Page and application data records:

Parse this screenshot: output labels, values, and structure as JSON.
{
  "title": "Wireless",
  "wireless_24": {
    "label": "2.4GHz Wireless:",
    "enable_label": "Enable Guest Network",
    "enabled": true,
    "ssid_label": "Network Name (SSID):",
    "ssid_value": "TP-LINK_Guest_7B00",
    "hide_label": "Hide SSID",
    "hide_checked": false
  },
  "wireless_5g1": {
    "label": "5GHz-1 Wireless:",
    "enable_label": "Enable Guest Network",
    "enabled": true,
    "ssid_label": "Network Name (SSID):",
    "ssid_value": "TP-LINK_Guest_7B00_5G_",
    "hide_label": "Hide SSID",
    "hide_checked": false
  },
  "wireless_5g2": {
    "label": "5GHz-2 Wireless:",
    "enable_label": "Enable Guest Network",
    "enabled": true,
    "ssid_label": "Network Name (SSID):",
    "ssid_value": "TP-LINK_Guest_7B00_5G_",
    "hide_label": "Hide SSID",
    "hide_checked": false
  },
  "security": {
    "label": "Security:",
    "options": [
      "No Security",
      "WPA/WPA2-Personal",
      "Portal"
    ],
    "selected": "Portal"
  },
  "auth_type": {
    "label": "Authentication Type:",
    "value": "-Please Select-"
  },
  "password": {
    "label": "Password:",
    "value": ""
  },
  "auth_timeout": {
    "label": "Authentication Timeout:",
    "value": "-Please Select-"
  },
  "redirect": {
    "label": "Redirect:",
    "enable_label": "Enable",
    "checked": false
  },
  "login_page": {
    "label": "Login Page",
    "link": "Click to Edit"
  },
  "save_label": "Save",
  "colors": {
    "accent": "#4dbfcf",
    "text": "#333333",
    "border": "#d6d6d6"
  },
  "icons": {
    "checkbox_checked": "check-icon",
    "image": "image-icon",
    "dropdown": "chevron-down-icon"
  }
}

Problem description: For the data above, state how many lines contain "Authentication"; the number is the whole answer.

Task response: 2